Diamond’s delivery betrays him. His stuff is not as interesting as his mechanics, leaving eyeballs focused on his torso movement rather than the baseball. Plus, unconventional deliveries always make you ask, “Why?” Submariners are made, not born. For all anyone knows, Diamond picked up a baseball in his youth, threw it over-the-top, and had it feel right and never looked back. But he does not and will not receive the benefit of the doubt. The idea is that pitchers with odd deliveries are hiding something, but major-league hitters are some of the world’s best detectives. The hitters will sniff out whatever a pitcher tries hiding—bad velocity, poor stuff, iffy location—and they will do it quickly.
What blemish is Diamond hiding? Iffy stuff and the absence of an out pitch. Diamond is a left-hander with okay velocity (he sits in the upper-80s) who tosses a curveball and changeup in support. He throws strikes and gets groundballs, and does so without signs of fear or diffidence. If you ever need to describe Diamond’s skill set to a caveman who only understands the symbolic relations between images then you can take this montage pieced together by Sam Miller:
And this image of Diamond:
And your hairy friend will grunt knowingly: Diamond is a typical Twins pitcher. Take Miller’s brilliant description of what that entails:

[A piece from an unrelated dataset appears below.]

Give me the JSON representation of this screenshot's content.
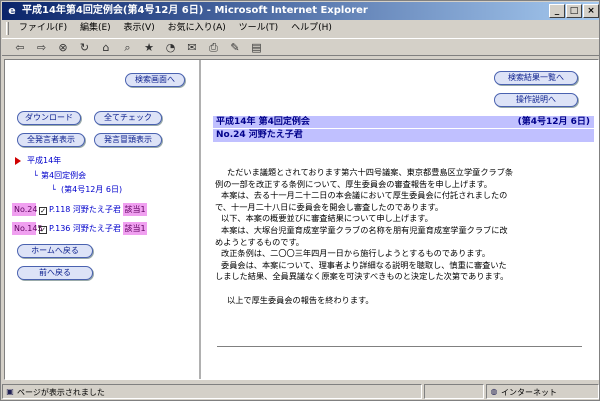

He’s got a strikeout rate a tick below six per nine innings. (Even the movie Twins has 5.9 stars on IMDB.) He survives this limitation either by walking nobody—no-body—or by keeping the ball on the ground, but either way he’s not looking to coax a strike three out of anybody, and he’s not all that concerned about allowing a home run as long as there is nobody on base. He’s a veteran, and if he’s not a veteran, he’s just a future veteran in early but advanced development. He might be a lefty, but you don’t really think of him as a lefty. He’s a No. 4 starter with aspirations of being a No. 2.5 starter. He’s draftable only in the geekiest fantasy leagues. He once threw a ball 91 mph, but it was at one of those county-fair game booths and nobody believes him, even though he has a certificate of achievement that the booth operator gave him.
Diamond has struck out 5.6 batters per nine innings; walked about 2 percent of the batters he has faced; has a 62-percent groundball rate; has allowed four home runs (three solo shots, one with a runner on that he regrets); is owned in 32.6 percent of ESPN fantasy leagues; is a lefty; and doesn’t throw hard. It wasn’t happenstance that Diamond wound up with the Twins; he belonged with the Twins; he is the Twins; he is the prototype. But is that a good thing?
Diamond’s present success is contingent on making the opposition beat him. So far, he is allowing 10 hits per nine innings pitched. That formula only works if Diamond avoids walks and multi-run home runs. If you dig deeper into Diamond’s strike rate (about 64 percent) and do a comparative analysis that involves pitchers with similar strike rates (the 29 others in the 64-65 percent range) you’ll find that the next lowest walk rate is Mark Buerhle at 3.7 percent. Diamond’s walk rate is either going to increase naturally, or become a giant outlier. Should the more likely outcome occur and Diamond’s hit rate stay high, the floodgates are going to open.
At that point, there is a legitimate chance Diamond flushes out of the majors, or at least out of the rotation. It’s not a storybook ending to an underdog tale, but then, what is an underdog tale without the probability of failure?